“The Truth About Ben And June” marks the print debut of author Alex Kiester (she has one audio book out – “In Her Skin”). Kiester writes with a sensitivity that is unusual for a new author. She writes as though she has experienced some of the things that her protagonists go through. She writes about the dance world yet isn’t a dancer. She writes about the stress of being a lawyer but isn’t one herself. She writes about the upheaval a new baby can cause, but she isn’t a mother. She writes like someone who has been through all these life moments.
The book employs a dual perspective with flashbacks to explain why June left Ben and their newborn baby. The author uses letters from June to her deceased mother to lend credible emotion to the book. The raw emotion is based on a woman deciding if she wants to be a mother to the collapse of her career and her mental health.
It also covers the pressures that society puts on women to be the perfect parent. There is even an interesting allegorical turn with the mythological story of Medea and how June identifies with her. Kiester was skilled at making this an important part of the story versus a plot twist that may not have made sense with a less skilled writer.
This is not a light book. The topics covered are emotional, but the book still is hopeful and insightful, and we highly recommend it.
Favourite Passage From the Book
“Sometimes, even after all these years, when something happens, I want to tell you about, for a moment, I’ll forget that you are gone and I’ll grab my phone to call you. Sometimes, I’ll go as far as to pull up the app before I remember, and then, my heart sinks. Maybe it seems odd, but out of everything, what I miss most about you being alive is talking on the phone. And I used to think this was just because of how fun you were to talk to. But now, I think it’s because of the way that you made me feel about myself.”

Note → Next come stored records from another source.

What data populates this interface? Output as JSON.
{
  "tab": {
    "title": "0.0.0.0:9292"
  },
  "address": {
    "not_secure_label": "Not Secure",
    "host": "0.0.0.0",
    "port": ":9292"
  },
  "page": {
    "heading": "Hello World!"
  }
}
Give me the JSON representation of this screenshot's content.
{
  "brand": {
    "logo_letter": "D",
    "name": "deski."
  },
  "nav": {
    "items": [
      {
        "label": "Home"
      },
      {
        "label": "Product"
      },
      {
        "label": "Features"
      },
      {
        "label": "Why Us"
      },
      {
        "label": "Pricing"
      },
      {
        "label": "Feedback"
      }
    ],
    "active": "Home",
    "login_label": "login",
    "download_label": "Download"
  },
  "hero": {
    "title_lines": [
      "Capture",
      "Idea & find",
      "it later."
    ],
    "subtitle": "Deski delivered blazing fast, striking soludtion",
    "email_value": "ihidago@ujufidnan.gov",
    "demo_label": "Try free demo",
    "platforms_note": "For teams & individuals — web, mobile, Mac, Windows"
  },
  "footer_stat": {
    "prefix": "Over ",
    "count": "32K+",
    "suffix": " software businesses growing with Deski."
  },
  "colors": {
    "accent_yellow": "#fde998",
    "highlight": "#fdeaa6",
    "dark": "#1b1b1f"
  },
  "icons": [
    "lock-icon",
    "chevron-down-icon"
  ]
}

Anyone who has lost someone that they love can relate to this. It is someone that anyone who has experienced grief can relate to.